Roofus - stock.xchngSince I am not actually a professional caregiver, I probably have very little claim to compassion fatigue in what seems to be an official sense (I cannot speak for this website as I just stumbled on it, but apparently people are putting a great deal of thought into the subject). At the same time, I think anyone who pays much mind to the news these days must suffer from at least form of this nebulous syndrome. There are of course two options: absorbing reality television that has absolutely nothing to do with reality but quite a bit to do with avarice and cruelty best left on the playground, and actually doing something about the darkness in the world.

Actually, I take that back, there are many choices that lay between being a couch potato and quitting one’s job to help rebuild the Lower Ninth Ward. I must imagine that there are countless people who, much like me, would consider themselves to be decent creatures hoping to propagate some goodness and peace, yet are conscious of the risk of walking around with an open heart. How can one pass through the day and fulfill family obligations and hold the job that is expected of her if she is constantly consumed by all that is wrong out there? Perhaps these thoughts betray my own cowardice, but I fear I am not alone in my inability to act in the face of so many environmental crises and people in desperate need.

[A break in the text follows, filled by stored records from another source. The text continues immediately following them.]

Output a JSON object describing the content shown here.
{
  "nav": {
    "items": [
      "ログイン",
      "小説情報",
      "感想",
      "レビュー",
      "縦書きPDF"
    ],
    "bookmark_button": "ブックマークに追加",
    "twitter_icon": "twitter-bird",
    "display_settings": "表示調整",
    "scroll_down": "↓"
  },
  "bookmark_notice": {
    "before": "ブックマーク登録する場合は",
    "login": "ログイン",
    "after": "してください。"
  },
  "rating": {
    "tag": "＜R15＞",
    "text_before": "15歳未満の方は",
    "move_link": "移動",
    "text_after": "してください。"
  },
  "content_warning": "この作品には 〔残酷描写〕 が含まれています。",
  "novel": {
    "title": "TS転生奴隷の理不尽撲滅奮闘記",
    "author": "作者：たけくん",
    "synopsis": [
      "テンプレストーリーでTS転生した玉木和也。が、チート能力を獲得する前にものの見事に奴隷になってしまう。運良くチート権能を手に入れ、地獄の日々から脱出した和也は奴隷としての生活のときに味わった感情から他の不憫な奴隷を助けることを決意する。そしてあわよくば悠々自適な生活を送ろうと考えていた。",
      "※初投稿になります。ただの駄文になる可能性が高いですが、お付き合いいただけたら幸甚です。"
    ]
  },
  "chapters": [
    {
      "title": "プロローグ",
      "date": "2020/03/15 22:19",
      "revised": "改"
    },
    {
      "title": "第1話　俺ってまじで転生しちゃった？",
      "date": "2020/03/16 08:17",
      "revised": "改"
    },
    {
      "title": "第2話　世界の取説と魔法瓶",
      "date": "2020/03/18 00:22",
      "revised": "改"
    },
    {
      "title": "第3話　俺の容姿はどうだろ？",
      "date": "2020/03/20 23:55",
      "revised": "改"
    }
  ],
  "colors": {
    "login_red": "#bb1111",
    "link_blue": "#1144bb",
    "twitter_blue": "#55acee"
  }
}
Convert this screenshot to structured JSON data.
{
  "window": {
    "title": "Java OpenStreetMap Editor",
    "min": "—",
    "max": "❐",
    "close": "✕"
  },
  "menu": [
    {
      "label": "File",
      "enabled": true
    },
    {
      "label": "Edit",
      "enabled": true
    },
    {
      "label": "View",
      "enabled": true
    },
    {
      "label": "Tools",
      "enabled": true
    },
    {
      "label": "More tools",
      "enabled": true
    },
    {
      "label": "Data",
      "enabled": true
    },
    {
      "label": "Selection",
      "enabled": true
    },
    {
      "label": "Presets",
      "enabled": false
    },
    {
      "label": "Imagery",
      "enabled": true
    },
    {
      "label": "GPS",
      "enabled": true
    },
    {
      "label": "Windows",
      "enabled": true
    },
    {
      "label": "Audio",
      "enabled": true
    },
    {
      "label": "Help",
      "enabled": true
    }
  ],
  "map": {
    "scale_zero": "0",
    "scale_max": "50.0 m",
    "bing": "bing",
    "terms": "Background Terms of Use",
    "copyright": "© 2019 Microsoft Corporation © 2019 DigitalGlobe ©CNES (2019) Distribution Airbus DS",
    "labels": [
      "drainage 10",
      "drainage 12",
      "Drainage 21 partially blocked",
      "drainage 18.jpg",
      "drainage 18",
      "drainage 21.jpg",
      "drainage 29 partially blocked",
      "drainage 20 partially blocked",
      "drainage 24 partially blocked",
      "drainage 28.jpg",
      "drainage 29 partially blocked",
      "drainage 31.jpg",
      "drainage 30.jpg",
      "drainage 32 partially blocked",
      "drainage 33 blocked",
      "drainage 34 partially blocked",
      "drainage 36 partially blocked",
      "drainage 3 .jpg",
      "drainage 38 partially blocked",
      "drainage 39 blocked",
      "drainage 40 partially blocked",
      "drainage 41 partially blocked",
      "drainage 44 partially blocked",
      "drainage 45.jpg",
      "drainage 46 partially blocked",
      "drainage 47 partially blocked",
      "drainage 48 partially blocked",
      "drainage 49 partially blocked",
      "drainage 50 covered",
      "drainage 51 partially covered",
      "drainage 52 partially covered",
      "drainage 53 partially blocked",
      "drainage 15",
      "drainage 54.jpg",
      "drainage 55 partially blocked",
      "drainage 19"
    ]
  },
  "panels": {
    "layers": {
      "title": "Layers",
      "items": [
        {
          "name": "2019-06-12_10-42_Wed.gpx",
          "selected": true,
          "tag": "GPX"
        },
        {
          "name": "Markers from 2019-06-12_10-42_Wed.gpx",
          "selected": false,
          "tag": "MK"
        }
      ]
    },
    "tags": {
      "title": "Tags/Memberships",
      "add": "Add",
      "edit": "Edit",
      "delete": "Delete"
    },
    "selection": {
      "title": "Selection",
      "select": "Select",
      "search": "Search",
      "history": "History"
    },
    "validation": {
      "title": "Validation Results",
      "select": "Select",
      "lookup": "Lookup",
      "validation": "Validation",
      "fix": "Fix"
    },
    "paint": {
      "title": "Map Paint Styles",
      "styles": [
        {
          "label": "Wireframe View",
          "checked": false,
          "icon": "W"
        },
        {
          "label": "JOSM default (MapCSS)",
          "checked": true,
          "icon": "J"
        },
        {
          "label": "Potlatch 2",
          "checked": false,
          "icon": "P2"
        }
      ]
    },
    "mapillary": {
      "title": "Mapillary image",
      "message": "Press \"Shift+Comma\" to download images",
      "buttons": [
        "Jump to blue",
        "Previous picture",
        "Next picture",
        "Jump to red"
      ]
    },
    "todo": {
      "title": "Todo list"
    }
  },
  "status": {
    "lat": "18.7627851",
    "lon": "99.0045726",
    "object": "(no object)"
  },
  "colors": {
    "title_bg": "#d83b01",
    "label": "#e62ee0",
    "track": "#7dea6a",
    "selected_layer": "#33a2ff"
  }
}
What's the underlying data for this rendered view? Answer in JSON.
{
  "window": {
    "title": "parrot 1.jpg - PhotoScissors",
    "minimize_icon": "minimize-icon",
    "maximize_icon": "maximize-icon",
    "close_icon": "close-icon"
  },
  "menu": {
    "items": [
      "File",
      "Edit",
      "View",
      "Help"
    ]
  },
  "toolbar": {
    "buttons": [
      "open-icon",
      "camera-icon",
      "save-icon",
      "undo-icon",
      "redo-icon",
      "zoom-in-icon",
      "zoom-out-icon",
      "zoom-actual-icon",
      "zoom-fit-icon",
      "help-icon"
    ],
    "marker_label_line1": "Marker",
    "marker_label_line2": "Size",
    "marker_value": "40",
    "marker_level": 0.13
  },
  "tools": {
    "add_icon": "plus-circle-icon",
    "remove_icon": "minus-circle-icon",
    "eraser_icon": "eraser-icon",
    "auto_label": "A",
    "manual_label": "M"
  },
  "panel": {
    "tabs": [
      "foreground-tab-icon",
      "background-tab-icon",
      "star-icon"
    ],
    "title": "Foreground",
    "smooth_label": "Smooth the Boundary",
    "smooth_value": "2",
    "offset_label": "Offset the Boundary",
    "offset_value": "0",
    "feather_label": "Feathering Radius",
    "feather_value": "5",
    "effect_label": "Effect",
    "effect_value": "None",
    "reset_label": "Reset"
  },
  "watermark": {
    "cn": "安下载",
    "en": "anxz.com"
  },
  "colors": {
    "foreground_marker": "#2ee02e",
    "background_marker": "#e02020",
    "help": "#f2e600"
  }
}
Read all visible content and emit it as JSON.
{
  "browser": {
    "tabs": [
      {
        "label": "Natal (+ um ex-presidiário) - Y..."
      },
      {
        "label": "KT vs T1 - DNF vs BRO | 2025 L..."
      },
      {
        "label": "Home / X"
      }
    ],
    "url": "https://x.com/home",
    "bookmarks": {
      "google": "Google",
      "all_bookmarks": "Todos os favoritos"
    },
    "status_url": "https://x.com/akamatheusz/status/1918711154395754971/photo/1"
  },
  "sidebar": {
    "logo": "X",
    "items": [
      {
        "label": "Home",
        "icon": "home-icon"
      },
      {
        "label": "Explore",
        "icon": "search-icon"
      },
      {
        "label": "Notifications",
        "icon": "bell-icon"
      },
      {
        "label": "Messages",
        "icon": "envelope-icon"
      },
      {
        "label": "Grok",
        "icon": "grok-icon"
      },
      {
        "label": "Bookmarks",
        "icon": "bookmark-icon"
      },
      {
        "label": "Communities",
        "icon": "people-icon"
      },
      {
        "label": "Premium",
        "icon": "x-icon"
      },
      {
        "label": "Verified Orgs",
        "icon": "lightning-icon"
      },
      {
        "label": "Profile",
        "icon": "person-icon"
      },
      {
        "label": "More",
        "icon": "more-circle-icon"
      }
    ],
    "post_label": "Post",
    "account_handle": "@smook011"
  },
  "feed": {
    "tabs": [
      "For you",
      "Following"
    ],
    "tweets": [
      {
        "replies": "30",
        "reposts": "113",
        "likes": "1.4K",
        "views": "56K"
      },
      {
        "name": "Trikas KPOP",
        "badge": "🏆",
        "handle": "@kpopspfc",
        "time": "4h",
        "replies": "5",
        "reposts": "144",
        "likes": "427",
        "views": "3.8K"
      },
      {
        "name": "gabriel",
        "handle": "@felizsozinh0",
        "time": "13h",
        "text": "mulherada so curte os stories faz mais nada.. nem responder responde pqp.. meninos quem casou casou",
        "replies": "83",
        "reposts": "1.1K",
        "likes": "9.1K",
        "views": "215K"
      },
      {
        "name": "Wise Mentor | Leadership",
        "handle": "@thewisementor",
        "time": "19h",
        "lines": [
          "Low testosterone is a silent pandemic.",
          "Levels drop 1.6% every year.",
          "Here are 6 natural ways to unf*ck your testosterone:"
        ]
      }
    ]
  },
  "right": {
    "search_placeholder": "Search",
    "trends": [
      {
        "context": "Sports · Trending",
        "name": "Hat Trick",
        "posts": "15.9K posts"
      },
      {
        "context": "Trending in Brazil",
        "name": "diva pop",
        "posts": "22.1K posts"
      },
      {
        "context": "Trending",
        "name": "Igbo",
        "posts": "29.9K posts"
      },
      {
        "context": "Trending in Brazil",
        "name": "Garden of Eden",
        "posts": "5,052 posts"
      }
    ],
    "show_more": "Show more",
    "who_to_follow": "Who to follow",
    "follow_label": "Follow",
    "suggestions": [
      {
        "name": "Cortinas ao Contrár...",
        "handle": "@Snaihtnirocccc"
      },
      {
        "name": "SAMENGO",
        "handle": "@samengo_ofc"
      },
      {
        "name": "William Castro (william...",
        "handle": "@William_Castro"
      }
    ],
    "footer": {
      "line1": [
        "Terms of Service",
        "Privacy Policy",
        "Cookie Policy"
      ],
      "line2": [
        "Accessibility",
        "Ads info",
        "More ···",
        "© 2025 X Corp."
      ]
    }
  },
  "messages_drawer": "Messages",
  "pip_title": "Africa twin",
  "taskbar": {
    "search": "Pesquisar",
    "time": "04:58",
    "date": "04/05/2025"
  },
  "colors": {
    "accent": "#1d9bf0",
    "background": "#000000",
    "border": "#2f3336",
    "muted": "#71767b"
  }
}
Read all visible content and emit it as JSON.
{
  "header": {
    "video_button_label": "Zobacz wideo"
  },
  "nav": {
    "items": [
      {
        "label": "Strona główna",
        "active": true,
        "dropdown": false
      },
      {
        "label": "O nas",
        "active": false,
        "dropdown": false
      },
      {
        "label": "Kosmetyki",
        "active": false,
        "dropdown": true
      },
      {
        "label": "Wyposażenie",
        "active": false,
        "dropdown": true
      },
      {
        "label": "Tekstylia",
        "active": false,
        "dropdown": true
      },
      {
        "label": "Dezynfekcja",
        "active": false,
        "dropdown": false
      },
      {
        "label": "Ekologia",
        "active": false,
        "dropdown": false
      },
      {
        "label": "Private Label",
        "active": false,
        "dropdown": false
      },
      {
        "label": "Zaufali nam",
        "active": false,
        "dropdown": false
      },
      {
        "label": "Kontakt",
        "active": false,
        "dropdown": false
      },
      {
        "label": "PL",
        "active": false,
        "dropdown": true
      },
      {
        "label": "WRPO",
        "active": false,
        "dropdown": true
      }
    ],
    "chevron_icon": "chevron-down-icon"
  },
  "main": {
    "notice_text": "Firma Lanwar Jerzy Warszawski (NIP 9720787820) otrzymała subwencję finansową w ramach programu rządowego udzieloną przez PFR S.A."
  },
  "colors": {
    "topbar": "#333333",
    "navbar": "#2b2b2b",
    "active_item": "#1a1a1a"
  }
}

But I had to remind myself that there is so much to do without getting pulled out by the riptide of despair into an unmanageable sea of an imperfect planet. It all starts with the existence I actually do inhabit each day. That was when I started singing “Shape of My Heart” from Sting’s Ten Summoner’s Tales (an album that, along with Fumbling Towards Ecstasy set the course of my high school soul). Something about love hidden beneath a gambler’s hand, passion masked by a card player’s face… My love for this world buried beneath what is expected and what needs to get done and who needs to be pleased – I am meant to be witty and a bit sarcastic and please the crowd with a punchline rather than with sweetness.

Really though, who is truly served if I berate myself for staying in and writing these words instead of volunteering my time somewhere or sacrificing all that I know for those who need me “more”? Isn’t there enough to do in living the truth of my heart and being profligate with my compassion to enrich the lives of those around me?